The system was forecast to hit Tennessee, Kentucky and North and South Carolina on Wednesday evening.
Eleven more people were killed in storms earlier this week in the South.
“Today is the day you want to be careful,” Greg Carbin, of the National Weather Service’s Storm Prediction Center in the state of Oklahoma, told the Associated Press (AP) news agency.
Forecasters have warned the current storm system could worsen during the next few hours while making its way eastwards across the southern US.
US media reported a tornado near Andrews Air Force Base in Virginia, just outside Washington DC, early on Wednesday evening.
Cairo – PNN Exclusive – Palestinian sources confirmed for PNN that Hamas and Fatah have signed in Cairo on Wednesday a deal to end the division and achieve national unity.
(CNN) — Eleven anti-government protesters were killed and more than 100 were injured Wednesday in Sanaa, Yemen, after they were attacked by security forces, two medical sources told CNN.
“We don’t have enough medicine to treat the over 100 shot by the government. We call on the international community to give us medicine to save those the government shot from dying,” said a senior medical staff member at Sanaa’s Change Square.
The reported attacks represent one of the deadliest days in the weeks-long protests that have pitted demonstrators against President Ali Abdullah Saleh.

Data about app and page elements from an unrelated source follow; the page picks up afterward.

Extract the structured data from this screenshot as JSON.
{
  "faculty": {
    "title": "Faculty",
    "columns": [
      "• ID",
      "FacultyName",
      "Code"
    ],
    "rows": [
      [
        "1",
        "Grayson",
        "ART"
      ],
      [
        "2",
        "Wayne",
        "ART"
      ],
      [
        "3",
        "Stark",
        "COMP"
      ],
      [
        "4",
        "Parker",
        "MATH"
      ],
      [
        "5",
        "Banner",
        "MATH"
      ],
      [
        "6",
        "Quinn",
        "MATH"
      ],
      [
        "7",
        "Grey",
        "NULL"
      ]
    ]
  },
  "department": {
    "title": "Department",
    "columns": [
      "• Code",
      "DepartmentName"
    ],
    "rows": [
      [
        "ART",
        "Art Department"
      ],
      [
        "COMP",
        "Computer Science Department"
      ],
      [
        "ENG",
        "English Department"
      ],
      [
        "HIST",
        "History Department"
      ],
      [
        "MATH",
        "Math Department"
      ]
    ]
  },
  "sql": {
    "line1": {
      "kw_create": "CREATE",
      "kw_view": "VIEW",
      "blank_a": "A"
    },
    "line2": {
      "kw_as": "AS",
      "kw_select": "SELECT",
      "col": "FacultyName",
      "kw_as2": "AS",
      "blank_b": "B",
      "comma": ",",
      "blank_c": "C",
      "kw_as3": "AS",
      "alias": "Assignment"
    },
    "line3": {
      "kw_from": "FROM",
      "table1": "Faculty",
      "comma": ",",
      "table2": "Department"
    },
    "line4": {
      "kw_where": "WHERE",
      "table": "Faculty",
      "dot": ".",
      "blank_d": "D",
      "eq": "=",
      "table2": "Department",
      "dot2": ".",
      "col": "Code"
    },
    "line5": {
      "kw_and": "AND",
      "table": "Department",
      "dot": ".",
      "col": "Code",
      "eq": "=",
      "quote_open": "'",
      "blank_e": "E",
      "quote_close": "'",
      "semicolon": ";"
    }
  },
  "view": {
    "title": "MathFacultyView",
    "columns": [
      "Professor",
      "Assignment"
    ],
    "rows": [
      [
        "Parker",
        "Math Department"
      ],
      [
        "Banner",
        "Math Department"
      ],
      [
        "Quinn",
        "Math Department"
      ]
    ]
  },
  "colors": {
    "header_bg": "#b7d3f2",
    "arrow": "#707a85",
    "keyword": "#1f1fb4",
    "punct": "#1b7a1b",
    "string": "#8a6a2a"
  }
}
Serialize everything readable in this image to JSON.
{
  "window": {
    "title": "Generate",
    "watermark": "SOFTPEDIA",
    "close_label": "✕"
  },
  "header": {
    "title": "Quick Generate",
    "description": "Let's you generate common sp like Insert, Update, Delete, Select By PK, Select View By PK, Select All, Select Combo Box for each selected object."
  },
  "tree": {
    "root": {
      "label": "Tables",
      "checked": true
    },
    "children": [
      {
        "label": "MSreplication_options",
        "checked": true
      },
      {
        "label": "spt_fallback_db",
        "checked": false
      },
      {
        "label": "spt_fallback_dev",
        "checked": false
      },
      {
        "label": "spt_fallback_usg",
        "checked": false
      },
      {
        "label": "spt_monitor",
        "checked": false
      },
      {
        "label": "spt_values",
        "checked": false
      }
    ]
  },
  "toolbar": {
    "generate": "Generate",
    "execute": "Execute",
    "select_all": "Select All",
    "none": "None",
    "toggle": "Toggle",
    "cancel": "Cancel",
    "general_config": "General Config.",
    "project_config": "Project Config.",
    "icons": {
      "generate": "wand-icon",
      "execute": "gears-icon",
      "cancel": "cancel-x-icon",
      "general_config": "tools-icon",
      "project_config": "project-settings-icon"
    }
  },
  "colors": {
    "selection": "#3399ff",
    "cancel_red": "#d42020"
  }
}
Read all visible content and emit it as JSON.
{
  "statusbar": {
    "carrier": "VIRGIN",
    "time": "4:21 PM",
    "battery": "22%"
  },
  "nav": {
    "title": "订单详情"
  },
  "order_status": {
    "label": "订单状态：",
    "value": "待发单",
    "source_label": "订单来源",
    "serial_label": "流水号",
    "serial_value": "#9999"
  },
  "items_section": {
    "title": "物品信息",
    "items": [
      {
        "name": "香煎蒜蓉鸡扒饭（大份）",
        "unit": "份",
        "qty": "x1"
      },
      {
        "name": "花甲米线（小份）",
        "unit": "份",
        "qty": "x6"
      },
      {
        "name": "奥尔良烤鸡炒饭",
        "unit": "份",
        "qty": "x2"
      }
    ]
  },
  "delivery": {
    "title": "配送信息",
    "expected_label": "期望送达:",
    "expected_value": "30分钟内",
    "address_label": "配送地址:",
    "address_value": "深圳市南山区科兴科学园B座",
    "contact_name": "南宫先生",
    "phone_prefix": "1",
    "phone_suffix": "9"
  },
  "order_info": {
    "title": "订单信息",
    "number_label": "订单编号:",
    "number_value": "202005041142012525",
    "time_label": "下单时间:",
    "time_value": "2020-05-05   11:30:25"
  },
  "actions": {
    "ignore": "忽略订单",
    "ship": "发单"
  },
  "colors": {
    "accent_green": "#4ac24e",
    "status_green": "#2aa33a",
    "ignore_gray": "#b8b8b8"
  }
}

“The language of bullets and killing is what this regime wants to spread. It’s a massacre against humanity and human rights. Eleven have been killed and the number is expected to rise,” the medical staff member said.
Two protesters were also killed Monday.
Over the weekend, the protests spread across 14 provinces, despite Yemeni officials saying that Saleh had accepted a deal brokered by the Gulf Cooperation Council (GCC) under which he would step down.
Both Saleh and the Yemeni opposition have agreed to the deal in principle. But Saleh has yet to sign the agreement, which stipulates he leave office within 30 days and provides complete immunity for him and those who served in his regime, said a senior Foreign Ministry official, who requested anonymity because he is not authorized to speak to the media.
The agreement also calls for a unity government to be formed within seven days.
The GCC — a bloc of six oil-producing Gulf nations — has been working to ease tensions between Saleh and an increasingly restive opposition.
Violent anti-government demonstrations have erupted for many weeks across Yemen.
Saleh has been in power since 1978 and has served as a staunch U.S. ally in the fight against al Qaeda in the Arabian Peninsula.
Eight US troops and a US contractor have been killed by an Afghan air force pilot at Kabul airport in an apparent argument, US officials say.
The incident took place at a facility used by the Afghan air force at about 1100 local time (0630 GMT), the Afghan defence ministry said.
The pilot was also killed in the exchange.
The incident is the deadliest of a number of recent attacks on foreigners by Afghan security personnel.
Libya’s opposition fighters are battling Muammar Gaddafi’s forces on the country’s western border, while fighting continues in the besieged city of Misurata.
Pro-democracy forces said the Libyan army withdrew from central Misurata, but fierce fighting was still ongoing for control of the city’s port on Wednesday.
“Gaddafi’s forces retreated from the port area where they were positioned yesterday after air strikes
by the NATO forces. The strikes completely destroyed 37 military vehicles,” an opposition spokesman, called Reda, told the Reuters news agency.
“Gaddafi’s forces this morning started bombarding an area about 10km north of the city. It is known as the Steel area.
“The bombardment is still going on. They are using Grad missiles … Warplanes are flying over Misurata’s outskirts but I don’t hear any sound of strikes,” he said by telephone.
While government forces pulled out of the city over the weekend under pressure from NATO air attacks, they have since unleashed a heavy bombardment on the city, the only major western city in opposition hands.